▶ [Supplied information]
[Start of section]
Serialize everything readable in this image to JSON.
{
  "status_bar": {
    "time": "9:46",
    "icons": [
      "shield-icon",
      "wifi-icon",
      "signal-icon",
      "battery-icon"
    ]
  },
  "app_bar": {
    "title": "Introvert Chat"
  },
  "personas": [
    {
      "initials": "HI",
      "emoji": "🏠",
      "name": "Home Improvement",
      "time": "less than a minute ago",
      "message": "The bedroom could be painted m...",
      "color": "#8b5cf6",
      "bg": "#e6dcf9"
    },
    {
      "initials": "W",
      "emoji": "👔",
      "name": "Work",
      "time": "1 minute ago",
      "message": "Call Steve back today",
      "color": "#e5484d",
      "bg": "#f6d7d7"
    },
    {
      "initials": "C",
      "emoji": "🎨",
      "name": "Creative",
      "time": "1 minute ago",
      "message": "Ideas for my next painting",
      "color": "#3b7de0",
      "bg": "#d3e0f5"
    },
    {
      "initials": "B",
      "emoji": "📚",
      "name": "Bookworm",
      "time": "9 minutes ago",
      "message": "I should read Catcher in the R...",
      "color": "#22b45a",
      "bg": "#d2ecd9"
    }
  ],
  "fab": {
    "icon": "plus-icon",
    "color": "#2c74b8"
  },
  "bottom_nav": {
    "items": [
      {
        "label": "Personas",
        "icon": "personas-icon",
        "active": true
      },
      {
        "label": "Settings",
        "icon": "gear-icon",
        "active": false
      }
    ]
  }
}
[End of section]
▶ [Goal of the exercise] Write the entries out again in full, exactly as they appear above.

▶ [Solution for this exercise]
Serialize everything readable in this image to JSON.
{
  "status_bar": {
    "time": "9:46",
    "icons": [
      "shield-icon",
      "wifi-icon",
      "signal-icon",
      "battery-icon"
    ]
  },
  "app_bar": {
    "title": "Introvert Chat"
  },
  "personas": [
    {
      "initials": "HI",
      "emoji": "🏠",
      "name": "Home Improvement",
      "time": "less than a minute ago",
      "message": "The bedroom could be painted m...",
      "color": "#8b5cf6",
      "bg": "#e6dcf9"
    },
    {
      "initials": "W",
      "emoji": "👔",
      "name": "Work",
      "time": "1 minute ago",
      "message": "Call Steve back today",
      "color": "#e5484d",
      "bg": "#f6d7d7"
    },
    {
      "initials": "C",
      "emoji": "🎨",
      "name": "Creative",
      "time": "1 minute ago",
      "message": "Ideas for my next painting",
      "color": "#3b7de0",
      "bg": "#d3e0f5"
    },
    {
      "initials": "B",
      "emoji": "📚",
      "name": "Bookworm",
      "time": "9 minutes ago",
      "message": "I should read Catcher in the R...",
      "color": "#22b45a",
      "bg": "#d2ecd9"
    }
  ],
  "fab": {
    "icon": "plus-icon",
    "color": "#2c74b8"
  },
  "bottom_nav": {
    "items": [
      {
        "label": "Personas",
        "icon": "personas-icon",
        "active": true
      },
      {
        "label": "Settings",
        "icon": "gear-icon",
        "active": false
      }
    ]
  }
}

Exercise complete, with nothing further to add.